236 years ago, Adam Smith wrote that agitation towards the trading of commodities resembled “popular terrors and suspicion of witchcraft”. Even though most people probably have given up the thought that there is any witchcraft involved in commodity trading, there still seems to be a struggle between those who argue that speculation is indeed driving up commodity prices and those who argue it does not. Dennis Kelleher, the President of Better Markets, a non-for-profit reform group, contends that excessive speculation has sent the price of gasoline up: “It is Wall Street, not Iran, raising the price of gas”. A study conducted by Better Markets asserts that the $400 billion poured into commodity index funds by Wall Street have distorted the market and have driven prices up. Mr. Kelleher thus argues that these index funds should be prohibited.
These commodity futures markets were obviously not designed for speculation, but rather to allow farmers to sell the wheat they planned to grow at current prices.

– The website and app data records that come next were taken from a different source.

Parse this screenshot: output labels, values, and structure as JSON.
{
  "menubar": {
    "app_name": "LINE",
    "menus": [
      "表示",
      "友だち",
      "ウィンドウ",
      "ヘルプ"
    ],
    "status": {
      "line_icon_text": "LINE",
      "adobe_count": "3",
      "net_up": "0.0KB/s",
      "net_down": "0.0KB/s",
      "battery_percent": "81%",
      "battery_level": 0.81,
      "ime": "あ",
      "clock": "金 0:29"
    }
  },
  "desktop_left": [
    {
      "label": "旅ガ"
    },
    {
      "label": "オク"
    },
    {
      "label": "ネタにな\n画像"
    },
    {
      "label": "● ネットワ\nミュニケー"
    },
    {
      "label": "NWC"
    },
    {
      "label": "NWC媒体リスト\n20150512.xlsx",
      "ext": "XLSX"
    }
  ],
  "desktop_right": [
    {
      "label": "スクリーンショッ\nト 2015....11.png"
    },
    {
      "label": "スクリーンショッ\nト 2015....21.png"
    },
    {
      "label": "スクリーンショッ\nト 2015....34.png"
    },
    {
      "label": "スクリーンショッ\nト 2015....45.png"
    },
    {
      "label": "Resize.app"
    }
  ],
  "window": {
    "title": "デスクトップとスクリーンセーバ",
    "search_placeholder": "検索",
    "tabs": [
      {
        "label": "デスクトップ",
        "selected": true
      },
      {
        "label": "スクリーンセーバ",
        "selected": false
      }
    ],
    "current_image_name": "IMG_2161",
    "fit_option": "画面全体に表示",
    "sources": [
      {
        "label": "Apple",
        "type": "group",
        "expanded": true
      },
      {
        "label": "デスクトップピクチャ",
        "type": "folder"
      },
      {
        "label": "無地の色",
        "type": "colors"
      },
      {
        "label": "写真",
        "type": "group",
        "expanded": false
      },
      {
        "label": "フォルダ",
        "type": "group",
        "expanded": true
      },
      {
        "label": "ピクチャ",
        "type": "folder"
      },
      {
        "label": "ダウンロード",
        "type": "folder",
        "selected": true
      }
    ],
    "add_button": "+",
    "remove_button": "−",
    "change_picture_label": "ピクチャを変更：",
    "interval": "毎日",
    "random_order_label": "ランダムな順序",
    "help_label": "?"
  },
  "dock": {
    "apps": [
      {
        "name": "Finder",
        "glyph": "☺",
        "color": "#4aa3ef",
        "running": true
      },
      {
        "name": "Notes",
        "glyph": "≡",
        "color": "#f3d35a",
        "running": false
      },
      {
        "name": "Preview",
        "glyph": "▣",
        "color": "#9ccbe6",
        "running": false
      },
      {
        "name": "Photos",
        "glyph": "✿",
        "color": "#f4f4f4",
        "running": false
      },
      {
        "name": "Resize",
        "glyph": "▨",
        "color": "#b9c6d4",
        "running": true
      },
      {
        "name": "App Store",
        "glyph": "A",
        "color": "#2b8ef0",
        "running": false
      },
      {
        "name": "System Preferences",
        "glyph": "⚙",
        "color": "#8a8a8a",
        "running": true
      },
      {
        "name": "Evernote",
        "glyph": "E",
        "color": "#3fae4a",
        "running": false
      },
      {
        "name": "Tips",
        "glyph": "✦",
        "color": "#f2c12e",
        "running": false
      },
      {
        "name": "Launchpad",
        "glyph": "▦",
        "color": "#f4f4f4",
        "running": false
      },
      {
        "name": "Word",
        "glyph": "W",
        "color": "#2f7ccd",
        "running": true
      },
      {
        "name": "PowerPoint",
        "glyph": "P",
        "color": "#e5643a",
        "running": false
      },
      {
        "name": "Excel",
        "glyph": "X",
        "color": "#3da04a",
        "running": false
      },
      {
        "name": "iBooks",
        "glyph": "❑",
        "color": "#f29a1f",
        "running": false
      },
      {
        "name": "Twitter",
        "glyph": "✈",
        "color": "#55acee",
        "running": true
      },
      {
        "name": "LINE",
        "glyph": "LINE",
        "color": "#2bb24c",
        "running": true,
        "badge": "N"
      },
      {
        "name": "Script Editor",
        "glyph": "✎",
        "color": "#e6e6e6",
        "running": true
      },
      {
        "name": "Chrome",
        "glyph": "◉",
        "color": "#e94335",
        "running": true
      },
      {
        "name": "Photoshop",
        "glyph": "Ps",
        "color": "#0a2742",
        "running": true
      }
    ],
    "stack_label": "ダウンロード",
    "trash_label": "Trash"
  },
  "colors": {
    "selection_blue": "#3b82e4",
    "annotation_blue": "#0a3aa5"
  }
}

Hence, when the farmers planted their crops, they would therefore know pricing and the buyers would know how much they would buy for in the future. Other than wheat, many other markets have also developed. Since there are not always enough buyers to meet the availability of sales, and vice versa, speculators are allowed to participate on a restricted basis. However, Kelleher argues that these markets function properly only if speculators are restricted to approximately 30% of the clientele base. In reality, the percentage of speculators is significantly higher and creates an incentive for higher prices. Kelleher further argues that even Goldman Sachs, the firm which created the index funds, admitted that it is distorting the market. There is a broad agreement that excessive speculation is causing commodity prices to go up.

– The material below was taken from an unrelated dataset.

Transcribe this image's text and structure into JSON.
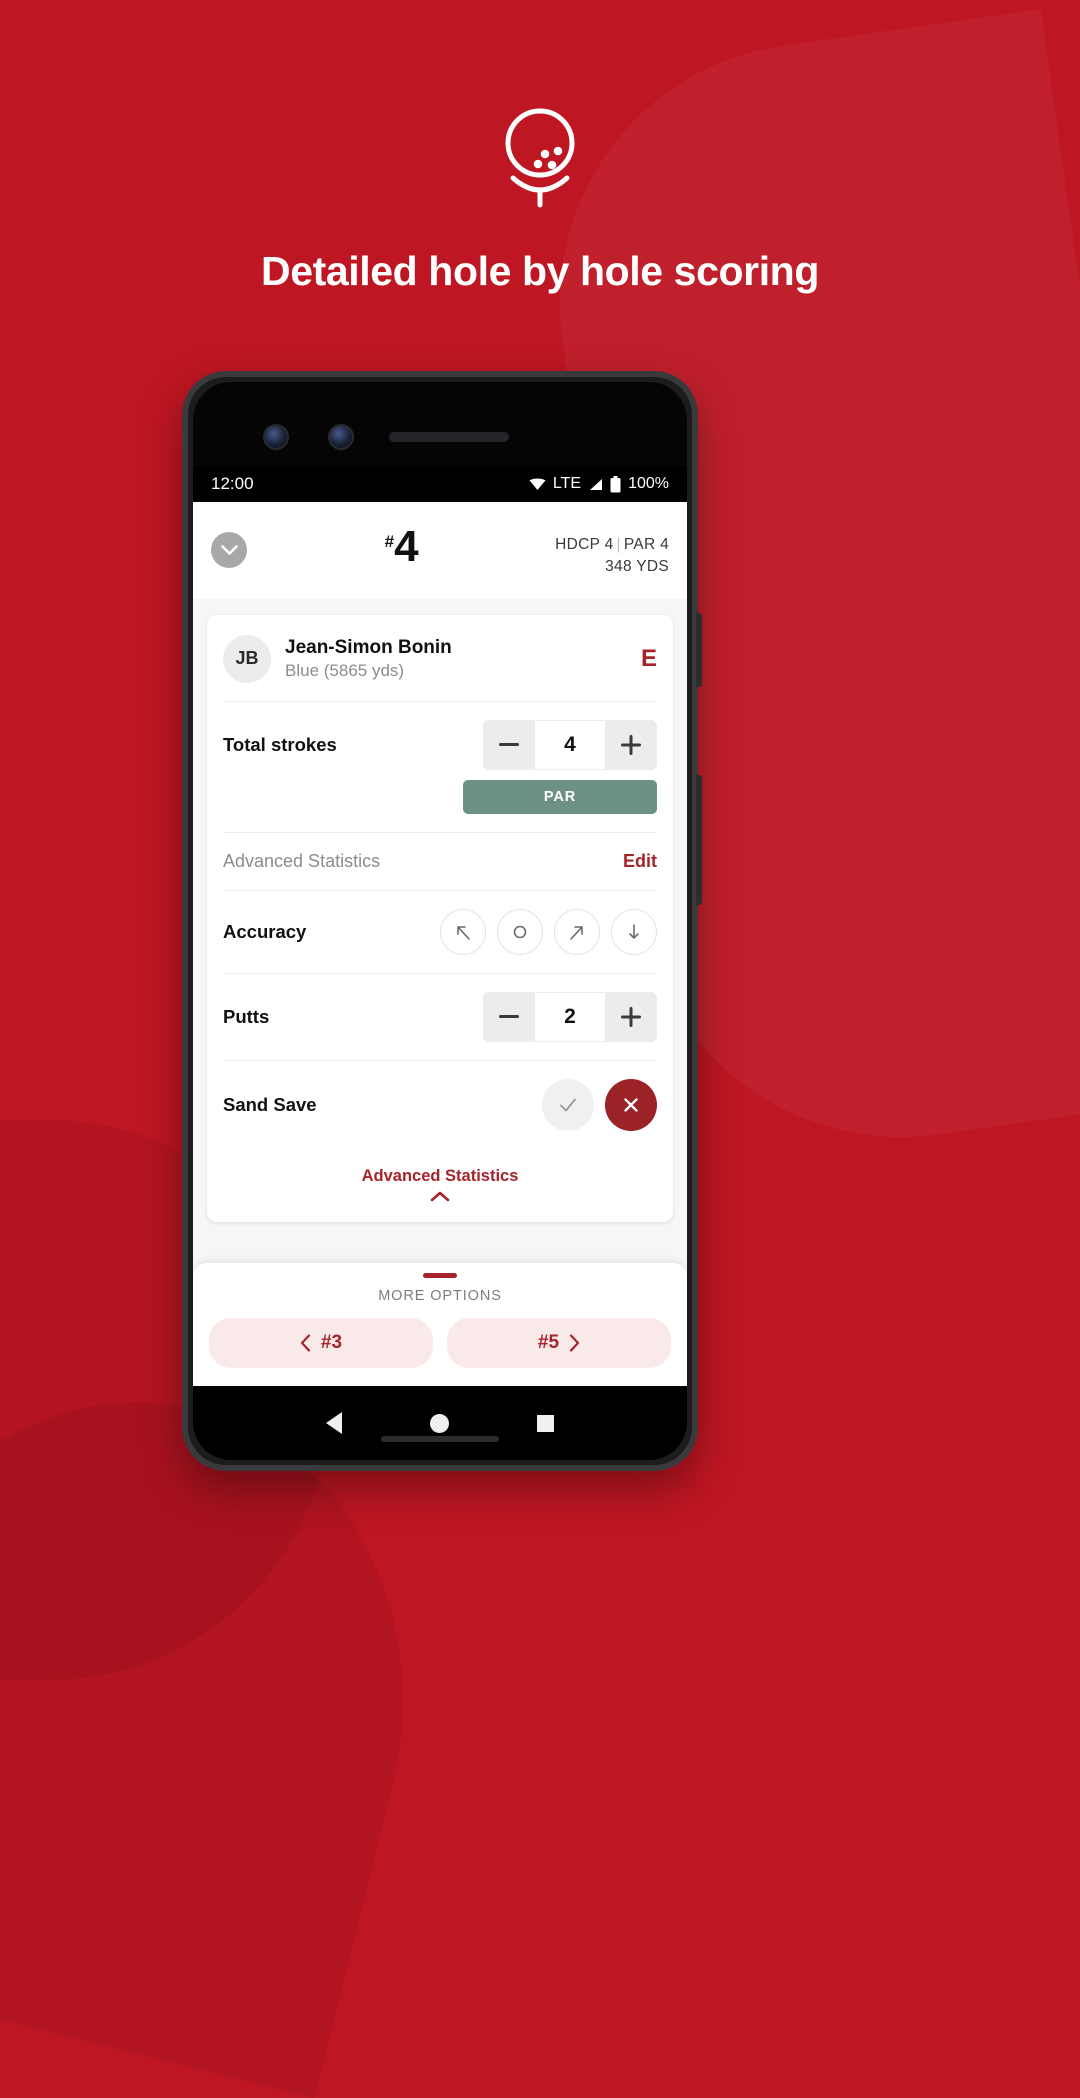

In The New York Times article “Commodity Prices – Wonkish”, Nobel Economics Prize Laureate Paul Krugman argues along similar lines, but adds the aspect of storage. He provides a simple model showing how speculation can send prices up, using ice cream as the commodity. Ice cream cannot be stored and therefore price is determined by supply and demand. If however, the commodity can be stored, people who expect an increase in price would take some amount off today’s market. By doing this, they raise the current value and expect to be able to sell later at a higher price. In order to illustrate this, he gives the example of how speculation could be driven by the news. Krugman references the headline, “The White House fires an admiral know to oppose bombing Iran” and asserts that this might drive up the expected future oil price and raise current market values.

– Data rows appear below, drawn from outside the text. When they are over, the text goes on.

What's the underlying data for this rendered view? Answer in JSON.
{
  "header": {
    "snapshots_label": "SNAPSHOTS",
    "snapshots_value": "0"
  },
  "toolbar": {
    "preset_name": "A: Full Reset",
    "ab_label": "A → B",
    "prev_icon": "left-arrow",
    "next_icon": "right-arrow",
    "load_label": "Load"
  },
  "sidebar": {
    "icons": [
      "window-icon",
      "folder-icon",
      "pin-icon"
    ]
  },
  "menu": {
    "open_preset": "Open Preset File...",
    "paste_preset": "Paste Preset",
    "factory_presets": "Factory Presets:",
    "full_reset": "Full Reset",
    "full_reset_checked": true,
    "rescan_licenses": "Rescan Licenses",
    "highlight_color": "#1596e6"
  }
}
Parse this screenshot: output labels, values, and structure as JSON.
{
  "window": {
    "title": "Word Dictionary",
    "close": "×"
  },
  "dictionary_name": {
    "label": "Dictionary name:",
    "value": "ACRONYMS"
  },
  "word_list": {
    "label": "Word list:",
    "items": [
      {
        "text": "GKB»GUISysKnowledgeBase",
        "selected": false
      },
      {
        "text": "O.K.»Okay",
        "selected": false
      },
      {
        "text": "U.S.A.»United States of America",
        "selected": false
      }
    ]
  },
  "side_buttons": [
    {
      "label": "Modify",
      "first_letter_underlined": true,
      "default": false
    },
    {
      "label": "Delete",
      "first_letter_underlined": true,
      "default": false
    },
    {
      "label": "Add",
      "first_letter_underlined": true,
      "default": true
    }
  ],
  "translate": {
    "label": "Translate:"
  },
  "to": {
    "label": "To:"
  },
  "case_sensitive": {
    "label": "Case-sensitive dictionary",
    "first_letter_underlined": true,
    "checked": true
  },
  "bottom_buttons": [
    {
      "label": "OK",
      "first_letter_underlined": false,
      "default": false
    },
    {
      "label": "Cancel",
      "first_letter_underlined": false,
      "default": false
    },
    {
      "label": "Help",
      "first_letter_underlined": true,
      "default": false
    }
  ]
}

There are also people arguing that speculators simply do not drive up prices. Craig Pirrog, finance professor and director of the Global Energy Management Institute at the University of Houston affirms that it is basic fundamentals – supply and demand for commodities themselves – not excessive speculations that drive the prices up. To explain this, he gives the examples of the markets for natural gas and oil. At the time when the Better Market Claims Index Trading raised the price of oil extravagantly, the price of natural gas plunged to almost historic lows. He contends that dealers treat these two markets exactly the same; however, the fundamentals (i.e. the supply and demand) of these commodities have differed significantly, ergo, it is the fundamentals, not index trading that have sent the prices up.
Fawley and Juvenal argue in a publication of the Federal Reserve Bank of St. Louis that it is important to understand the source, that is if there is one, of fluctuating commodity prices in order to establish a proper policy response. Some countries such as India have already begun to regulate commodity futures markets whereas, for example, the United States is currently debating the issue. Regardless of whether you believe that speculation is the source of rising commodity prices or not, most people agree that properly functioning commodity futures market are vital to our the real economy; after all, people who do not want to hold the risk of future price movements can sell to willing parties. Moreover, the OECD’s report “The Impact of Index and Swap Funds in Commodity Markets” is a reminder of the importance Index Funds maintain as a source of liquidity and of risk absorption for these markets.
To summarise, there seems to be no clear-cut answer for the question of who to blame for the fluctuation of commodity prices. The struggle between those who argue that prices are subject to heavy speculation and those who firmly defend commodity trading continues. Perhaps we will have to wait another 263 years until we know the answer.